To ensure that these mutations were responsible for the observed phenotypes in psh mutants, we undertook rescue experiments using the UAS/GAL4 system (13) with the female fat body–specific yolkGAL4 as a driver (15). We noted that UAS-CG6367/yolkGAL4 flies constitutively express drosomycin (Fig. 4B). Furthermore, we observed that overexpression of the CG6367 protease restores the ability of psh flies to respond to fungal infection (Fig. 4C). Neither an activated form of Easter (16) (Fig. 4C) nor the CG6361 protease (17) contained in the deficiency that uncovers the psh locus were able to rescue the observed sensitivity to fungi. These results indicate thatCG6367 is the serine protease responsible for thepsh phenotype.

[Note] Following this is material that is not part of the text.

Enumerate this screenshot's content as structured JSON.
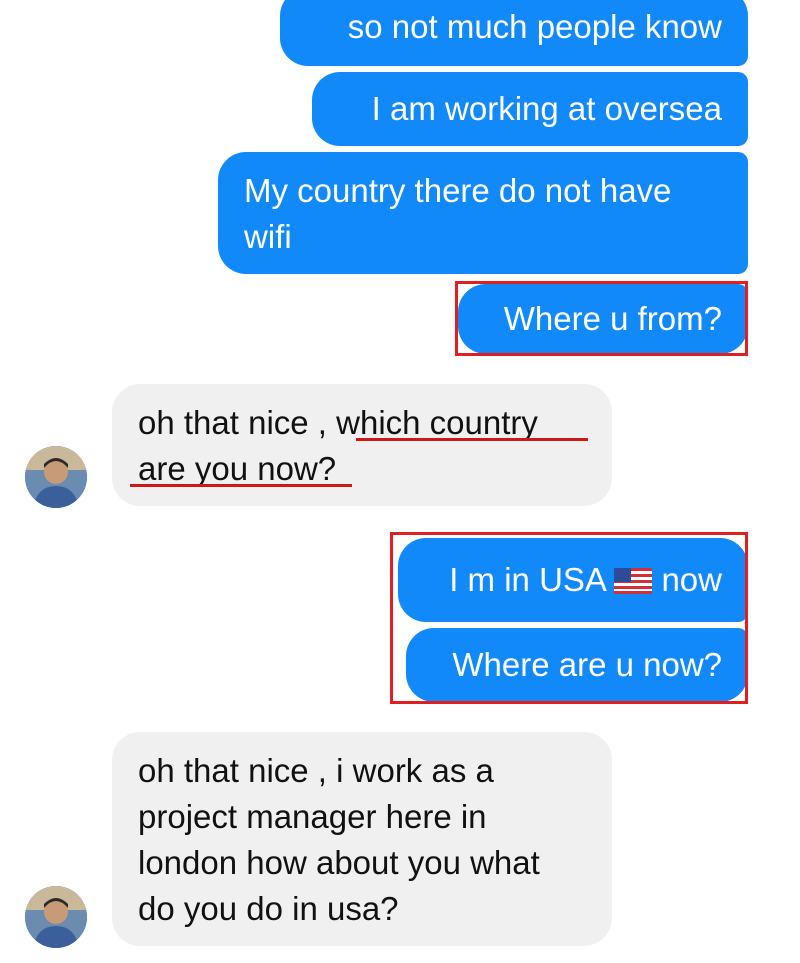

The deduced sequence of the PSH protein indicates the presence of a putative signal peptide (amino acids 1 to 20), suggesting that the protein is secreted and present in the hemolymph, as has been shown for Nec (8). Transfer of hemolymph (table S1) fromnec flies to WT flies carrying a drosomycin-GFP(drs-GFP) reporter resulted in expression ofdrs-GFP. In contrast, transfer of hemolymph frompsh;nec flies did not induce drosomycinexpression. This indicates that the blood-borne factor responsible for Toll activation observed in nec hemolymph transfer is suppressed in psh;nec flies. Finally, transfer of hemolymph from flies overexpressing WT psh(UAS-CG6367/daughterlessGAL4) todrs-GFP flies induced challenge-independent expression ofdrosomycin. These results confirm the presence of immune-responsive components of the system in the hemolymph.

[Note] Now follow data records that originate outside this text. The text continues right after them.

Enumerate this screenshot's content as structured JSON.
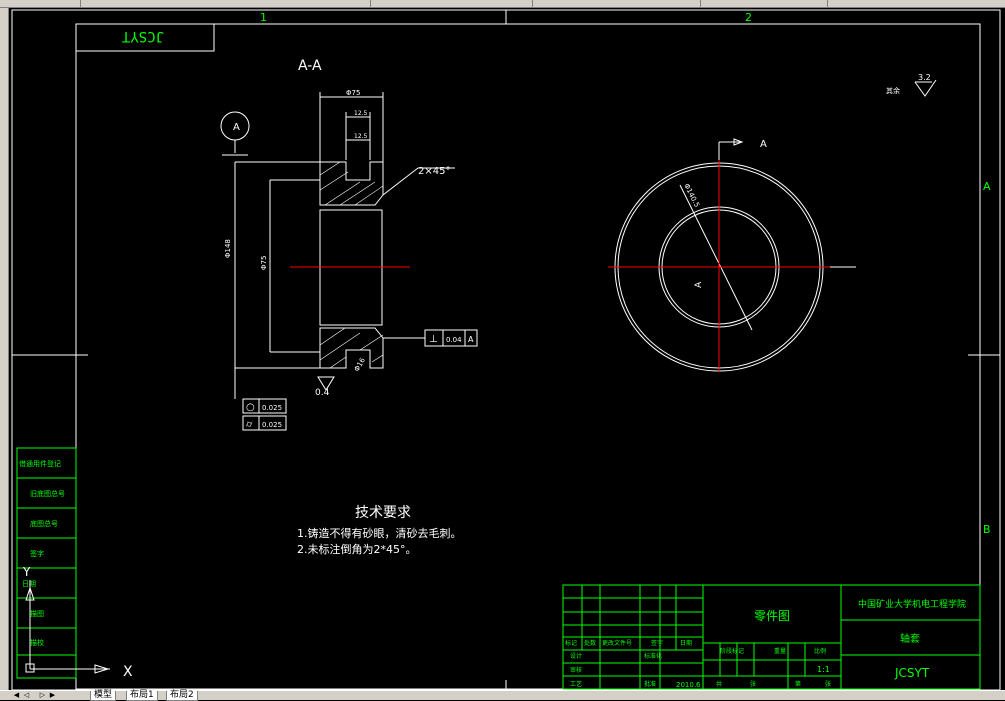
{
  "title_block_logo": "JCSYT",
  "zone_cols": [
    "1",
    "2"
  ],
  "zone_rows": [
    "A",
    "B"
  ],
  "section_title": "A-A",
  "section_marker": "A",
  "view_arrow_label": "A",
  "chamfer_note": "2×45°",
  "dims": {
    "top_outer": "Φ75",
    "top_inner": "12.5",
    "step": "12.5",
    "height_outer": "Φ148",
    "height_inner": "Φ75",
    "diag_circle": "Φ140.5",
    "bottom_side": "Φ16"
  },
  "roughness_main": "0.4",
  "roughness_corner": "3.2",
  "roughness_corner_label": "其余",
  "fcf_perp": {
    "symbol": "⊥",
    "value": "0.04",
    "datum": "A"
  },
  "fcf_round": {
    "symbol": "○",
    "value": "0.025"
  },
  "fcf_cyl": {
    "symbol": "⌭",
    "value": "0.025"
  },
  "tech_req": {
    "title": "技术要求",
    "lines": [
      "1.铸造不得有砂眼，清砂去毛刺。",
      "2.未标注倒角为2*45°。"
    ]
  },
  "left_table": [
    "借通用件登记",
    "旧底图总号",
    "底图总号",
    "签字",
    "日期",
    "描图",
    "描校"
  ],
  "title_block": {
    "drawing_type": "零件图",
    "school": "中国矿业大学机电工程学院",
    "part_name": "轴套",
    "logo": "JCSYT",
    "scale": "1:1",
    "labels": [
      "标记",
      "处数",
      "更改文件号",
      "签字",
      "日期",
      "设计",
      "标准化",
      "审核",
      "工艺",
      "批准",
      "阶段标记",
      "重量",
      "比例",
      "共",
      "张",
      "第",
      "张"
    ],
    "date_value": "2010.6"
  },
  "ucs": {
    "x_label": "X",
    "y_label": "Y"
  },
  "status_tabs": [
    "模型",
    "布局1",
    "布局2"
  ]
}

The blood serine protease Persephone is the first identified component of the cascade, which was hypothesized to activate Toll following an immune challenge. Serine proteases are initially synthesized as inactive zymogens containing an NH2-terminal prodomain and a COOH-terminal catalytic domain. Activation requires proteolytic cleavage of the zymogen at a defined site by a specific activating protease or a nonenzymatic ligand (18). The sequence of PSH also predicts an NH2-terminal prodomain (see Fig. 3A). This prodomain contains a CLIP module most homologous to those in Easter, Snake, the horseshoe crab proclotting factor, and theBombyx mori prophenoloxidase-activating enzyme. Thus, common organizing principles may direct hemolymph clotting, immune response, and developmental serine protease cascades in arthropods (18–21). psh is the first described mutation to specifically impair Toll-dependent induction ofdrosomycin by fungal infection in Drosophilawithout affecting Gram-positive bacterial induced responses. Mutations have been reported recently that affect activation of the Toll pathway by Gram-positive bacteria (22) and activation of the Imd pathway by Gram-negative bacteria (23–25). The mutated genes encode members of the family of soluble or membrane proteins referred to as peptidoglycan recognition proteins (PGRPs), in reference to their initial discovery as Gram-positive interacting proteins (26). Toll activation by Gram-positive bacteria is mediated by a soluble PGRP, whereas that of Imd by Gram-negative infection involves a putative membrane PGRP. Taken together, the results on the psh mutation and those on mutations in the soluble PGRP-SA and the putative membrane PGRP-LC now define three distinct upstream pathways mediating response to fungal infections and to infections by Gram-positive or Gram-negative bacteria. These data set the stage for a detailed analysis of the events leading from recognition of infection to activation of intracellular signaling pathways and consequent transcription of appropriate groups of genes concurring to fight the respective infections. Whereas PGRPs can be considered as bona fide pattern recognition receptors,psh has no microbial pattern recognition–binding domain. We anticipate that an as-yet unidentified, upstream fungal pattern recognition receptor functions to activate the protease function ofpsh.

  • * To whom correspondence should be addressed. E-mail: jm.reichhart{at}ibmc.u-strasbg.fr

REFERENCES AND NOTES

View Abstract

Navigate This Article